Sosinski shares that confidence, the result of two elements — perseverance, and a grueling fall camp program he labeled “one of the hardest things of my life.”

“I think I had a really good offseason of just working hard,” Sosinski said. “Just got a little bit stronger, a little bit faster, I feel like. I feel like I got my chance and I ran with it the whole time.”

It’s a chance that, for whatever reason, Sosinski didn’t get under former head coach David Beaty. While Beaty publicly gushed about Sosinski’s potential, those words translated to little more than the occasional special teams cameo.

Sosinski said he still isn’t sure what, if anything, was holding him back the last two seasons.

“I feel like I could’ve had the same impact if I could’ve played last year, but that’s out of my hands,” Sosinski said. “I’m obviously better than I was last year, that’s 100-percent true. I feel like I’m just getting my time on the field to really just show my potential.”

The most challenging part of the last two years, Sosinski said, was staying upbeat when playing time didn't materialize. He credits his father James — himself a former dual-sport athlete (golf and football) at Arizona State — and teammates in the tight ends/fullbacks room for lifting his spirits. He lauded new head coach Les Miles and tight ends coach Jeff Hecklinski for infusing a new dose of hope.

“I love those guys for what they’ve done for me,” Sosinski said of Miles and Hecklinski. “They’ve done a lot already.”

Before Saturday, Sosinski was perhaps most known around campus for his brief run as a practice body for the men’s basketball team, a stint that included a garbage-time bucket in the final minutes of the Jayhawks’ 95-79 defeat to Villanova in the Final Four. After the football team's victory, Bill Self, assistant coach Norm Roberts and several former teammates reached out "... just telling me congrats and how proud they are of me," Sosinski said.

In Miles and Self, Sosinski sees more similarities than their respective ownership of a national championship ring.

“They’re both very intent on what they want to get accomplished,” Sosinski said. “I feel like they’re not going to move on until they get what they want to see, whether it’s a play or a defense or, ‘This guy is going to do this.’ It’s very focused and they know what they want to get out of it.

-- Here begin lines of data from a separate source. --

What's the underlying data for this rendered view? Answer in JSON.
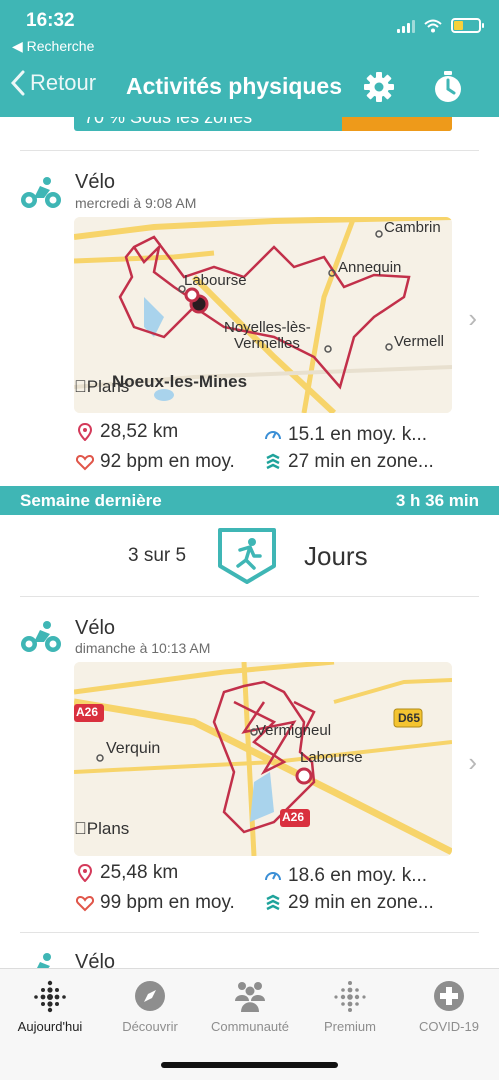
{
  "status": {
    "time": "16:32",
    "back_label": "◀ Recherche"
  },
  "nav": {
    "back_label": "Retour",
    "title": "Activités physiques",
    "settings_icon": "gear-icon",
    "timer_icon": "stopwatch-icon"
  },
  "partial_zone_text": "70 % Sous les zones",
  "colors": {
    "teal": "#3fb6b5",
    "orange": "#ee9a1a",
    "route": "#c2304a"
  },
  "activities": [
    {
      "type": "Vélo",
      "date": "mercredi à 9:08 AM",
      "map_labels": [
        "Cambrin",
        "Labourse",
        "Annequin",
        "Noyelles-lès-",
        "Vermelles",
        "Vermell",
        "Noeux-les-Mines",
        "Plans"
      ],
      "distance": "28,52 km",
      "speed": "15.1 en moy. k...",
      "heart": "92 bpm en moy.",
      "zones": "27 min en zone..."
    },
    {
      "type": "Vélo",
      "date": "dimanche à 10:13 AM",
      "map_labels": [
        "A26",
        "D65",
        "Verquin",
        "Vermigneul",
        "Labourse",
        "A26",
        "Plans"
      ],
      "distance": "25,48 km",
      "speed": "18.6 en moy. k...",
      "heart": "99 bpm en moy.",
      "zones": "29 min en zone..."
    },
    {
      "type": "Vélo"
    }
  ],
  "week": {
    "label": "Semaine dernière",
    "total": "3 h 36 min"
  },
  "goal": {
    "count": "3 sur 5",
    "unit": "Jours"
  },
  "tabs": [
    {
      "label": "Aujourd'hui",
      "icon": "fitbit-dots-icon"
    },
    {
      "label": "Découvrir",
      "icon": "compass-icon"
    },
    {
      "label": "Communauté",
      "icon": "community-icon"
    },
    {
      "label": "Premium",
      "icon": "premium-dots-icon"
    },
    {
      "label": "COVID-19",
      "icon": "plus-circle-icon"
    }
  ]
}
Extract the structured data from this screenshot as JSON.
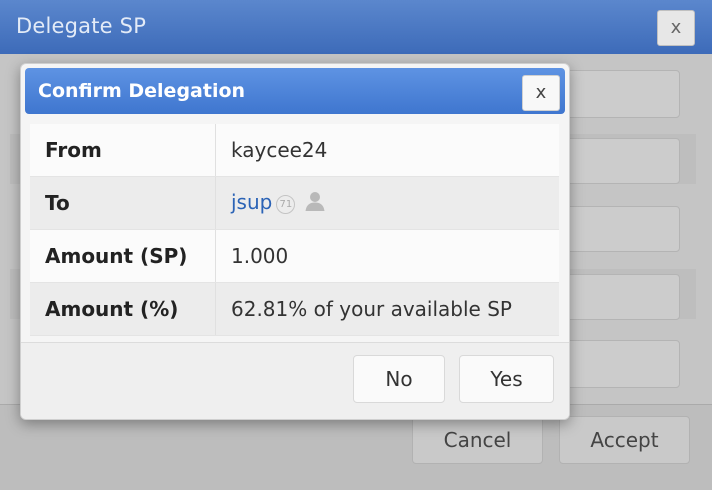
{
  "background_dialog": {
    "title": "Delegate SP",
    "close_label": "x",
    "cancel_label": "Cancel",
    "accept_label": "Accept"
  },
  "confirm_dialog": {
    "title": "Confirm Delegation",
    "close_label": "x",
    "rows": [
      {
        "label": "From",
        "value": "kaycee24"
      },
      {
        "label": "To",
        "value": "jsup",
        "reputation": "71",
        "icon": "person-icon"
      },
      {
        "label": "Amount (SP)",
        "value": "1.000"
      },
      {
        "label": "Amount (%)",
        "value": "62.81% of your available SP"
      }
    ],
    "no_label": "No",
    "yes_label": "Yes"
  },
  "colors": {
    "header_blue": "#3f76cf",
    "link_blue": "#2b63b6",
    "overlay_gray": "#c5c5c5"
  }
}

"I feel like you see the trust with the basketball team and coach Self, and I feel like for sure you see it here, how the team is just buying into everything coach Miles is saying and just working on whatever he tells us to do.”

Sosinski, who joined KU after one-year stops at UMass (football) and South Mountain Community College in Phoenix (basketball), said he would’ve never imagined such a journey when he was in high school. He also said he couldn't have asked for anything better.

“I mean, the ups and downs and everything, it’s just been great,” Sosinski said. “I just feel like it’s going to be something I can always look back on and be proud of.”

As for his golf game, Sosinski indicated it's still a work in progress. Surprisingly, he listed it as only his fourth-best sport behind football, basketball and baseball, the latter a game the first baseman and pitcher gave up long ago in order to accommodate spring football.

Still, once his football career is over, golf may be Sosinski's sport with the highest ceiling, he said.

“My putting’s good. My dad obviously still plays golf and when I was younger I used to putt and chip with him a lot, so that’s always been a strong part of my game. I’ve just been blessed with height and size, so obviously I can hit it pretty good," said Sosinski, who owns clubs that are an extra 1½-inches long. "So like I say, if I’m hitting the driver straight, I can get around pretty decent.”

Sosinski's official handicap, however, will have to remain a mystery.

“I have no clue, man. I have no clue. It’s high though,” Sosinski said. “Don’t let Carter gas me up too much, man.”